Well, once Isaiah has dislocated us from our ideas and perceptions of comfort, he does not leave us without the promise of God Himself. The promise is that God’s comfort does not depend on us at all: it is His preparation, His Word, His fight, His victory, His reward. We are grass, and the only thing we’ve prepared for the Lord’s coming is evil and apathy and faithlessness and pride. But still He comes. Still His Word will stand. Still He will come and shepherd His own people; He will gather up the helpless lambs in His arms; He will lead them all to the place of rest and living water.
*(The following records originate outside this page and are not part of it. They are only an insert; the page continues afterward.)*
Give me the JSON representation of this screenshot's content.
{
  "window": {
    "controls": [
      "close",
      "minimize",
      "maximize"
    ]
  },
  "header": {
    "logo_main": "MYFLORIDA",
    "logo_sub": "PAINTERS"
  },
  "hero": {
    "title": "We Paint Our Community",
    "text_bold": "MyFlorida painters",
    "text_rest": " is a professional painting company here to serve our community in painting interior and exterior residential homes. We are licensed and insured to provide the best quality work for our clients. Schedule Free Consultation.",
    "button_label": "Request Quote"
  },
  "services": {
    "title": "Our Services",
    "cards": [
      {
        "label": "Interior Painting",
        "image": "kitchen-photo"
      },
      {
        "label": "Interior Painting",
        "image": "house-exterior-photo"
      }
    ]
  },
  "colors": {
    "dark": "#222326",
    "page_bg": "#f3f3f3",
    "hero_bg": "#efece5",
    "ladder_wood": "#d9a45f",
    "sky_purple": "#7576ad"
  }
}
When God made good on His promise through the mouth of Isaiah, that He would return the people to their land, only a small minority returned to Jerusalem. Jerusalem was in ruins, and to all human appearances, there was nothing there to return to. Didn’t matter. God’s promise was good; and so it was that in that city, 600 years later, a man named Zechariah would receive a promise that his son would prepare the way of the Lord. In that city, the Word of Yahweh would prove good, as His Son marched forth to war, appeared to be defeated, but was finally victorious in resurrection. And from the fulfillment of that promise, Isaiah’s words still ring clear, 2000 years later: Speak tenderly, speak to the heart, of My exiled people; cry out to her that her time of warfare and slavery has been finished by My own Son, and her sin is forgiven. I give you double—not double punishment, but double comfort, more than enough—to cover all your sin. “For thus says [Yahweh]: ‘You were sold for nothing, and you shall be redeemed without money’” (52:3). And still there’s more. City of God, Church, proclaim it, all the more as we wait for His coming: ‘Behold your God!’ Your God, in a manger. Your God, on a cross. Your God, coming again, bringing the spoils of His fight and the reward for His work with Him: the holy ones covered in His blood. He will not fail to lead all His own to the place He has prepared for them. “The voice of your watchmen—they lift up their voice; together they sing for joy; for eye to eye they see the return of [Yahweh] to Zion. Break forth together into singing, you waste places of Jerusalem, for [Yahweh] has comforted his people; he has redeemed Jerusalem. [Yahweh] has bared his holy arm before the eyes of all the nations, and all the ends of the earth shall see the salvation of our God” (52:8-10). “O come, o come, Emmanuel, and ransom captive Israel, that mourns in lonely exile here until the Son of God appear.”
In the Name of the Father and of the Son and of the Holy Spirit. Amen. “And the peace of God, which surpasses all understanding, will guard your hearts and your minds in Christ Jesus” (Philippians 4:7, ESV). Amen.
– Pr. Timothy Winterstein, 12/7/11